Reflection: This week we turn our attention to the “big” laments that are a part of every believer’s life. These are the times and situations where we find our world turning inside and upside down. A devastating diagnosis, job loss, the end of a marriage, the death of a loved one, whether at the end of a long and well-lived life, or much too soon. Such times are disorienting and filled with deep grief. Sometimes we don’t know how to feel or what to say, or how to move forward with life when so much has been lost, when so much has changed.

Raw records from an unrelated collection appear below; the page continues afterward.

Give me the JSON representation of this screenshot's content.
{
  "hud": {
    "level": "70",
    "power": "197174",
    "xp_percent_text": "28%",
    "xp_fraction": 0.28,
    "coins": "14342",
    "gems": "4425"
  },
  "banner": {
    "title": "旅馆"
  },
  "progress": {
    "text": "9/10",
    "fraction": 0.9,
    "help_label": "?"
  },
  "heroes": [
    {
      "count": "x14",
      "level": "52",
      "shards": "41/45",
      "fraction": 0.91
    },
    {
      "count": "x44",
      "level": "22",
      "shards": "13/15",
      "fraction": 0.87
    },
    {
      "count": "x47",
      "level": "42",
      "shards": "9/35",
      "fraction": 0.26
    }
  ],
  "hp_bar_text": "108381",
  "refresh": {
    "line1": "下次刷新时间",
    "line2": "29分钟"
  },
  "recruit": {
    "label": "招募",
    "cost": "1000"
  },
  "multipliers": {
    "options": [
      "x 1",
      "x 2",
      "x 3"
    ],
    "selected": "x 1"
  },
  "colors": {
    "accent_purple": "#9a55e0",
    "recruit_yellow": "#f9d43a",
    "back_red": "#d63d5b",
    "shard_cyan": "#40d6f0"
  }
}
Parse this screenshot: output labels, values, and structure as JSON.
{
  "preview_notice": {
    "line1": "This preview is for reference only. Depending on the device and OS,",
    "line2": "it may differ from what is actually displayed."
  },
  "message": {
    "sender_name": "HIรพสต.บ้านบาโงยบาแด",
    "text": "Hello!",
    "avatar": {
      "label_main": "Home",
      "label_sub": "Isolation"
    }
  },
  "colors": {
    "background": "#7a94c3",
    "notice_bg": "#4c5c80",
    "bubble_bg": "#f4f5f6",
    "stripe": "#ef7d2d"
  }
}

It is at such times that some worry that our grief is too great for God. Some worry that it is inappropriate to share what is really on our hearts, especially when what is on our hearts isn’t quiet acceptance, but confusion and even rage. It is here where the scriptures, and many of the psalms in particular, can help give voice to the deep stirrings of our hearts. Consider the example of Psalm 88, which we read as part of worship today. If you read through other psalms of lament, such as Psalm 22 or Psalm 130, you will notice that at some point the psalm-writer turns from lament to a moment, however brief, of trust in God’s steadfast love and mercy. Not so with Psalm 88. Psalm 88 is rage, lament, grief, and sorrow from beginning to end. It is raw. It is real. It ends in dust and shadows and loneliness. And this psalm made it into the Bible! This suggests that those moments, those big moments of grief and sadness, are also held in God’s loving hands. Although the writer of Psalm 88 doesn’t explicitly utter words of trust, the fact that the prayer was offered up suggests that at the very least he or she believed that someone was listening.

No grief, no sorrow is too great for the God who so loves this world. Jesus’ death on the cross and resurrection from the dead are redemptive not only in terms of sin, but in all forms of suffering. We cling to the cross, we cling to Christ, because we trust that no matter how low our hearts, no matter how great our grief, how hot our rage and confusion burn, none of it is strong enough to get between us and the love God has for us. Hold fast to this hope, even in your moments of heartbreak and loss. Christ is with you, Christ can and will hold you, and your lament.

Questions for Reflection: What is the most helpful thing someone has said or done for you when you were facing a time of deep grief and mourning? Where do you find hope when you are grieving? How have you felt or experienced God’s presence in times of lament and sorrow?